In April 1925, at the age of fifteen, Jean Lucey Pratt started a journal that she kept until just a few days before her death in 1986, producing over a million words in forty-five exercise books. What emerges is a portrait of a truly unique, spirited woman and writer. Never before has an account so fully, so honestly, and so vividly captured a single woman’s journey through the twentieth century.
“Jean’s journals are timeless. She leaps out of her own pages, free as she never was in life: you want to protect her, and simultaneously to slap her and cheer her on. It’s very funny, occasionally sobering, and shot through with acute insights. Who would have imagined that the life of a Buckinghamshire bookseller would make you want to turn the pages so fast? I wanted to know how she got through the war, but I was even more interested in when she would lose her virginity.” —Hilary Mantel, New York Times–bestselling author
“Shows us, in close up, how extraordinary the business of an ‘ordinary’ life can be—how much complexity and feeling and humour it can contain.” —The Guardian
“The most moving and important book I read this year by a mile.” —New Statesman
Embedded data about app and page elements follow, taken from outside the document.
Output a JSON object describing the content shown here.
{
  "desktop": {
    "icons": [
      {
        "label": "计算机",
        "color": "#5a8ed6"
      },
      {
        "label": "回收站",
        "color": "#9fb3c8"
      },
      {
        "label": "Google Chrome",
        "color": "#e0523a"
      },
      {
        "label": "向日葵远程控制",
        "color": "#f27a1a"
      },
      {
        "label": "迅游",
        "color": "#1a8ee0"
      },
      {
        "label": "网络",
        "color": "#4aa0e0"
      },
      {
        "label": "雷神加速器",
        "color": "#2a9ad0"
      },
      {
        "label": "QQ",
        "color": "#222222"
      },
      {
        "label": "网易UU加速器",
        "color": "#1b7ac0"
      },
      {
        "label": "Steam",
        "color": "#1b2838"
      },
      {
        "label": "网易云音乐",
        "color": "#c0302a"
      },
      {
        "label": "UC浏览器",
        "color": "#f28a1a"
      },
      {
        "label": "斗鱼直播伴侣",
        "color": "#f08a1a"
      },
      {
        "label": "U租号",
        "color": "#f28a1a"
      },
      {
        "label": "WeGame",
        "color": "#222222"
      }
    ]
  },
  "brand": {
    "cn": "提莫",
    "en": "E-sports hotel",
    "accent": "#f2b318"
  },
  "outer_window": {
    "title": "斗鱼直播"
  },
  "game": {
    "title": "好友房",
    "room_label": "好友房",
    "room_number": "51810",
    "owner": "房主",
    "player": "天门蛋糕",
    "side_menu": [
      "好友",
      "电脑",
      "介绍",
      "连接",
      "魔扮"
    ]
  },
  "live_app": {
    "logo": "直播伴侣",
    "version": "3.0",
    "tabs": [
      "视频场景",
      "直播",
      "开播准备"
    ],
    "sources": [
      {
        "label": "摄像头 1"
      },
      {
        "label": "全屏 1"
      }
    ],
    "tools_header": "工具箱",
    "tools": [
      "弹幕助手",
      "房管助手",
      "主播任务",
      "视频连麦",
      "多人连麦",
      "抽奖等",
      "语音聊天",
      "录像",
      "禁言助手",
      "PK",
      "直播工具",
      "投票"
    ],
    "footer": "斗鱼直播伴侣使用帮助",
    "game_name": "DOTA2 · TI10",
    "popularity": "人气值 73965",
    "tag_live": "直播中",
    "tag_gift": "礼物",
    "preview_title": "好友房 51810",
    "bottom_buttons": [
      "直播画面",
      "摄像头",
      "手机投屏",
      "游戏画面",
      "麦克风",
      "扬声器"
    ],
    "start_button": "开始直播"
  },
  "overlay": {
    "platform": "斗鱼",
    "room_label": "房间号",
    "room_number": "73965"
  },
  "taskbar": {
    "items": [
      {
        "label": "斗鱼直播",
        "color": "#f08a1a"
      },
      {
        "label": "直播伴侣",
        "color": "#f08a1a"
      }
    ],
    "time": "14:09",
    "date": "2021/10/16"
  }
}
“What makes these diaries such pleasurable reading is one’s sense of the diarist herself: her vibrancy and humour, her idea of life as a battle to overcome and, most of all, her endless supply of hope and her refusal to be beaten.” —Literary Review